History of Weatherby Firearms
As a young man, in the late 1940's, Roy Weatherby developed an insatiable interest in ballistics and rifle performance. At a time when many firearms "experts" were promoting large bullets traveling at slow speeds, Roy was experimenting with lighter weight bullets traveling at extremely high velocities. It was his belief that this combination was ideal in creating the hydrostatic shock needed to kill animals quickly and humanely. In Roy's mind, there was no other way: speed kills - period.
Roy's initial work began with developing his high powered, magnum cartridges. He developed the .220 Rocket (based on the .220 Swift), and the first Weatherby Magnums - .257, .270 and .300 (based on the .300 H&H Mag.). From his small operation in South Gate, California, Roy was building his own rifles on virtually any actions he could obtain (FN Mauser, Schultz & Larsen and Mathieus to name a few), as well as offering to rechamber rifles for his newly designed magnum calibers.
Soon, his high powered cartridges began to draw the attention of noted gun writers Jack O'Connor, Elmer Keith and influentials such as Sheldon Coleman (of Coleman Company fame). Over the years, Roy would have many "friendly arguments," often conducted through printed letters and rebuttals in magazines, with the likes of O'Connor, Keith and other firearms experts on the merits of his high velocity cartridge

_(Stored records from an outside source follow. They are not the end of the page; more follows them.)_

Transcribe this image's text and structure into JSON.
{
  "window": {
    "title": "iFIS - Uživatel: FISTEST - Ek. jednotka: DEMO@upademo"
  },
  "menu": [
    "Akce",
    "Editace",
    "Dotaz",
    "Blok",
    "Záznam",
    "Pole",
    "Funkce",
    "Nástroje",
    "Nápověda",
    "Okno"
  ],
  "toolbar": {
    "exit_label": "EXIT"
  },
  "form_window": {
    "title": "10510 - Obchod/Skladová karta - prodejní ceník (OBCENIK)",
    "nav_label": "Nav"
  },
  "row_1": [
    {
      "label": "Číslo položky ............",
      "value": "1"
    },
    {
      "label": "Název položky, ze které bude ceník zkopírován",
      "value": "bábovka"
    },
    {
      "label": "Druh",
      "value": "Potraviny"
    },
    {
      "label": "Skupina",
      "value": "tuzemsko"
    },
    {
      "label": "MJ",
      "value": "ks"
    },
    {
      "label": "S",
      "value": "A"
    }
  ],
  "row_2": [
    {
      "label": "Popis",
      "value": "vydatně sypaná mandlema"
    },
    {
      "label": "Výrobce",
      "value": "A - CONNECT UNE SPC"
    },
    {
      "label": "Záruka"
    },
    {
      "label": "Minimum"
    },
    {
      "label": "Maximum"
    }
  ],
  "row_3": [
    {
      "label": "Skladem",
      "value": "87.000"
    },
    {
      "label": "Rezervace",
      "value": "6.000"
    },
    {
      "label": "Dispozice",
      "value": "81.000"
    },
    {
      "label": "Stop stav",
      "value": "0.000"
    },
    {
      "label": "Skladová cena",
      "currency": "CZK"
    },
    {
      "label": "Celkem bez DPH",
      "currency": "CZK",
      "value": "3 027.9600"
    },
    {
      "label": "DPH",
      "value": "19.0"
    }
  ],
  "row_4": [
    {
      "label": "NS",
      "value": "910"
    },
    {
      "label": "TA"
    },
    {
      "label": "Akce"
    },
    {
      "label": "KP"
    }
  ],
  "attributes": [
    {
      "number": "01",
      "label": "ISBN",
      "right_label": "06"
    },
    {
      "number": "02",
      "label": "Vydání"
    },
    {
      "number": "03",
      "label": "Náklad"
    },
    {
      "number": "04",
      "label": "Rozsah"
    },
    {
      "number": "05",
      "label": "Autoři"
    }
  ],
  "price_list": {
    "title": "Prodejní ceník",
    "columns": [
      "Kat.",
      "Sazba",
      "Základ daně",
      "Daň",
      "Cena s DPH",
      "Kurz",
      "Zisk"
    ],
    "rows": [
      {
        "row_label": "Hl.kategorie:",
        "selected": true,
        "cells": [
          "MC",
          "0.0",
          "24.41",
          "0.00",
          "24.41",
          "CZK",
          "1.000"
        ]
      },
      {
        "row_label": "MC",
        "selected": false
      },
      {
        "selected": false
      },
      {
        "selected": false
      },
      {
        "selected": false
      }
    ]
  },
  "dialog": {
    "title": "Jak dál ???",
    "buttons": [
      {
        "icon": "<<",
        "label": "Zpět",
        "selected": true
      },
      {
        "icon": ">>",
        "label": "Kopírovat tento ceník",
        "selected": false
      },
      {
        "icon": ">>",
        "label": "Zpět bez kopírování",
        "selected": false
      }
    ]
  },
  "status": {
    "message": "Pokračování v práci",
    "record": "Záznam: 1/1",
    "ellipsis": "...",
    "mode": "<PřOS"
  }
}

By the mid to late 1950's Weatherby had expanded his line of magnum cartridges to include the .378 Weatherby Magnum (which replaced the .375 Weatherby Magnum) and the .460 (the world's most powerful cartridge, delivering nearly four tons of muzzle energy). At that time, he was producing his rifles on Belgian FN Mauser and French Brevex Magnum Mauser actions. Later, in 1957, he would develop a new action - originally designated the Model 58 (later to become the legendary Mark V) - specifically designed to handle the magnum loads of his increasingly popular cartridges.
Resource :1995 Weatherby Catalog